*Exercise instructions*
Only lines holding "image" are wanted; copy each of them from the records below.

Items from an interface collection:
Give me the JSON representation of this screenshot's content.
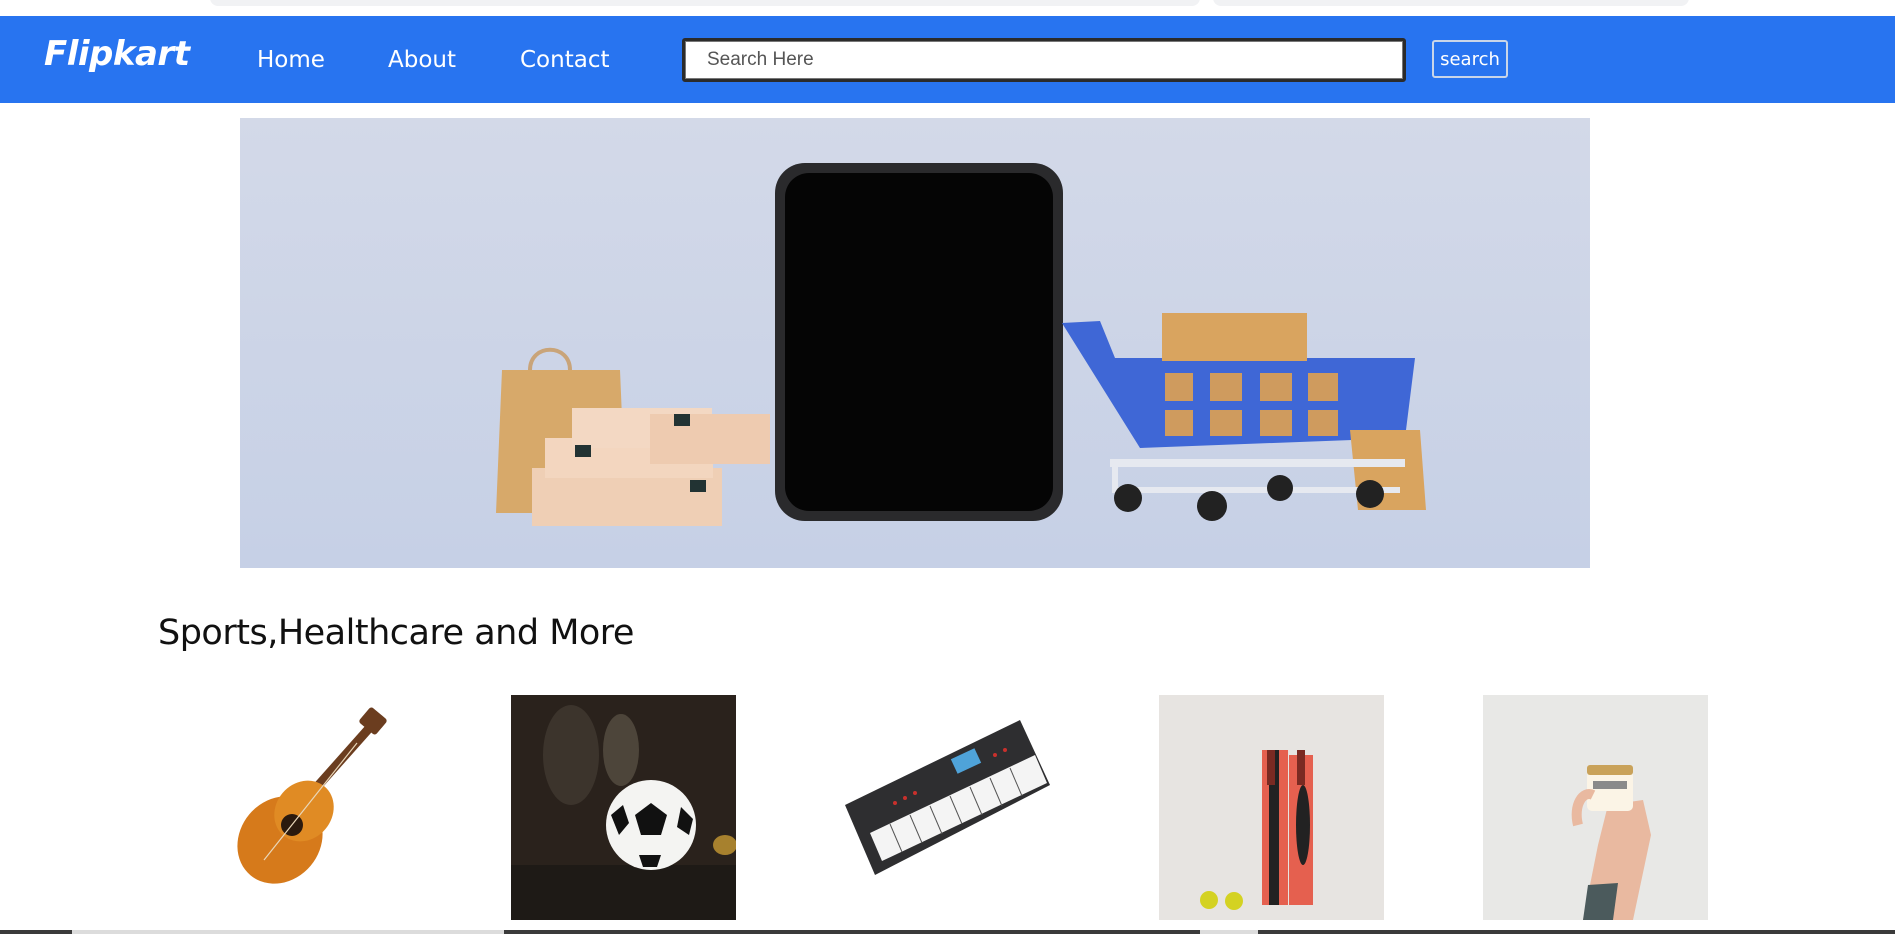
{
  "navbar": {
    "brand": "Flipkart",
    "links": [
      {
        "label": "Home"
      },
      {
        "label": "About"
      },
      {
        "label": "Contact"
      }
    ],
    "search": {
      "placeholder": "Search Here",
      "value": "",
      "button_label": "search"
    }
  },
  "hero": {
    "image": "shopping-banner-phone-cart-bags"
  },
  "section": {
    "title": "Sports,Healthcare and More"
  },
  "products": [
    {
      "image": "acoustic-guitar"
    },
    {
      "image": "soccer-ball"
    },
    {
      "image": "keyboard-synthesizer"
    },
    {
      "image": "cricket-bats"
    },
    {
      "image": "cream-jar-hand"
    }
  ],
  "colors": {
    "navbar": "#2874f0",
    "text": "#111111",
    "background": "#ffffff"
  }
}
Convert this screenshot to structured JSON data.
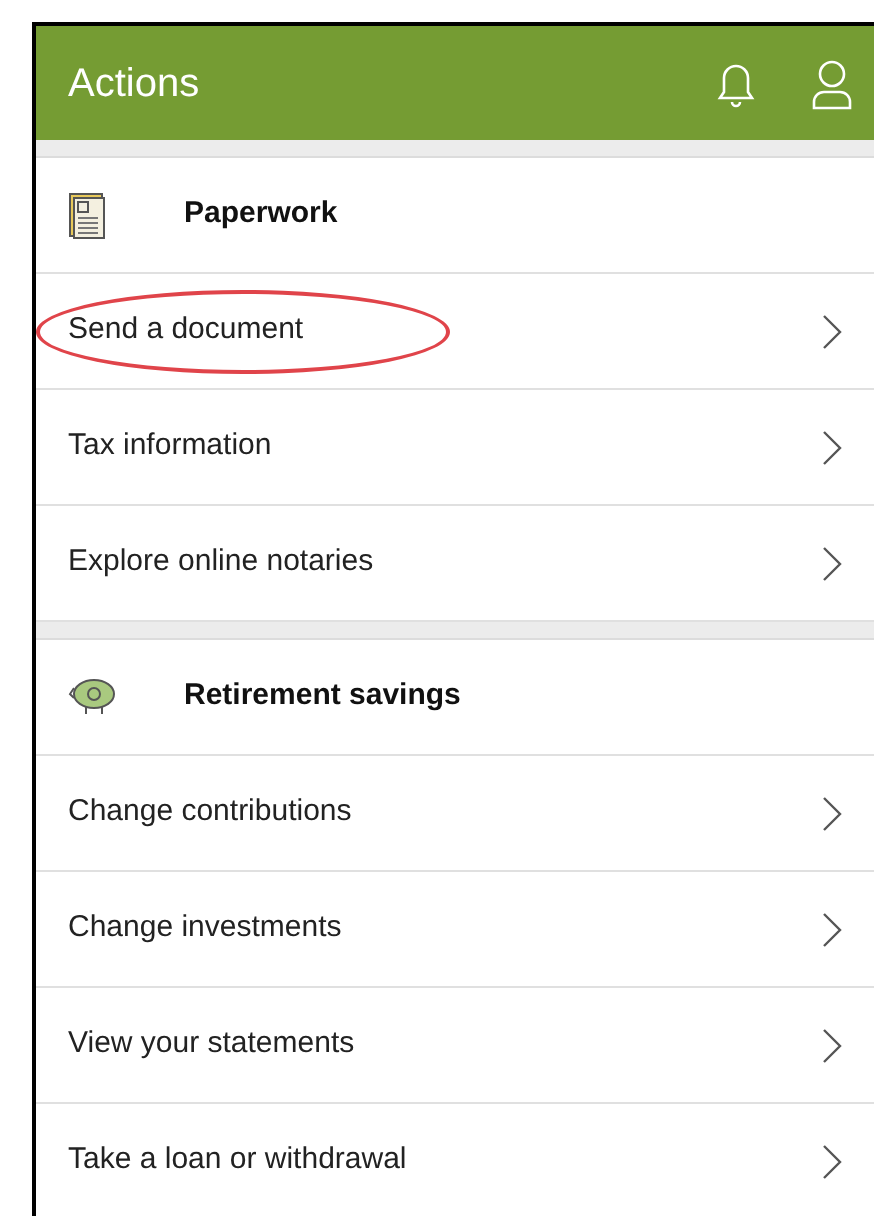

*Problem solution*
    "image": "shopping-banner-phone-cart-bags"
      "image": "acoustic-guitar"
      "image": "soccer-ball"
      "image": "keyboard-synthesizer"
      "image": "cricket-bats"
      "image": "cream-jar-hand"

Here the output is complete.